What lines below hold the string "Workspace"? Copy them all.

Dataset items
********************

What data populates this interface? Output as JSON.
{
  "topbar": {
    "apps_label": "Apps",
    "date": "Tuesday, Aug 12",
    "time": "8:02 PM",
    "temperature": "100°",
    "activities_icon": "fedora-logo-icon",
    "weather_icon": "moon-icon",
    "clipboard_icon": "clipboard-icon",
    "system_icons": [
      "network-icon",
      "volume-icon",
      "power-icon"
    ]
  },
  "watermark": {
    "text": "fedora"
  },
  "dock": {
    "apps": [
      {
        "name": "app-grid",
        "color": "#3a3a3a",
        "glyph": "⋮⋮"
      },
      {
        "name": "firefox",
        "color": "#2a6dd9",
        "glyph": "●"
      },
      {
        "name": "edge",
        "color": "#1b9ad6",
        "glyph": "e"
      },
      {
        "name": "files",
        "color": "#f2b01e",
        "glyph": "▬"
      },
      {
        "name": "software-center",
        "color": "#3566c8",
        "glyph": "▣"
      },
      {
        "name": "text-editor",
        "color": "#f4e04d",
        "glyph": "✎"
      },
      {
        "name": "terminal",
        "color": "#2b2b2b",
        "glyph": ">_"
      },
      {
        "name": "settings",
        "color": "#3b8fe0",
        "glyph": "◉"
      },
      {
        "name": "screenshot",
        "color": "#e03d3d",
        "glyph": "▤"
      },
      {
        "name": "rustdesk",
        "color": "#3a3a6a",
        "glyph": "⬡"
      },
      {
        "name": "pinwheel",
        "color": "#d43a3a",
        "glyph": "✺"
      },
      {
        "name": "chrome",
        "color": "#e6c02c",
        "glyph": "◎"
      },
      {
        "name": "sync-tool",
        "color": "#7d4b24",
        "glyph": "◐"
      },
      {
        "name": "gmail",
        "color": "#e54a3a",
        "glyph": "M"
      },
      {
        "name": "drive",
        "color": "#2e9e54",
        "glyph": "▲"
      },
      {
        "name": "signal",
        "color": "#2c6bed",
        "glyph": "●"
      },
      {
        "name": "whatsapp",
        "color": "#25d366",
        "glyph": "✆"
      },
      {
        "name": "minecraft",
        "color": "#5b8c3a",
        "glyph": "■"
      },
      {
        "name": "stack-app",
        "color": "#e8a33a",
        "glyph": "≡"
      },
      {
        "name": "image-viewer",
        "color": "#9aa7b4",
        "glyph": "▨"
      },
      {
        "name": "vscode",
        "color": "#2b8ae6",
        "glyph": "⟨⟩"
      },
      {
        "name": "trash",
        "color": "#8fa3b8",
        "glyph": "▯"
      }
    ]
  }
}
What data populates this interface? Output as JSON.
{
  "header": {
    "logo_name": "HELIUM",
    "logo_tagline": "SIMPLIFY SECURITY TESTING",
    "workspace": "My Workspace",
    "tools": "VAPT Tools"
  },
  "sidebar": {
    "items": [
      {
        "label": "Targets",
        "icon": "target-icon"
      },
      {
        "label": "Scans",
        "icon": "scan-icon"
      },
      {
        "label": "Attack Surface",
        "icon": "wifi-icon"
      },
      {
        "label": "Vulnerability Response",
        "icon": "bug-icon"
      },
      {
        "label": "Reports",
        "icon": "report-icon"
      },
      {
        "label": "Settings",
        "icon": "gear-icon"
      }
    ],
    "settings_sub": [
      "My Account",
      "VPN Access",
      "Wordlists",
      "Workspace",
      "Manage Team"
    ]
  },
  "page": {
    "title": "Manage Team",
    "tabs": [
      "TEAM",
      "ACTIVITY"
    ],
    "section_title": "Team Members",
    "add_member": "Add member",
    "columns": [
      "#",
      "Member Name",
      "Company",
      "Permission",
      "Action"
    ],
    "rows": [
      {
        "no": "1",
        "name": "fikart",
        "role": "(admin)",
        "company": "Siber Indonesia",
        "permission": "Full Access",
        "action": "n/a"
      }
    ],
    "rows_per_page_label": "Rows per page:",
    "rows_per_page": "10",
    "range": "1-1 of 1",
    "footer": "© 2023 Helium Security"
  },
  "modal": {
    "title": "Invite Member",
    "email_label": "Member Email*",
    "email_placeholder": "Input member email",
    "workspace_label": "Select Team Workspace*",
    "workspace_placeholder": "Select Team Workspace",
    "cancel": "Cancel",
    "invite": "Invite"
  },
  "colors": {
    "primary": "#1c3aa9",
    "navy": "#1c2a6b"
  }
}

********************

--- TASK RESPONSE ---
    "workspace": "My Workspace",
      "Workspace",
    "workspace_label": "Select Team Workspace*",
    "workspace_placeholder": "Select Team Workspace",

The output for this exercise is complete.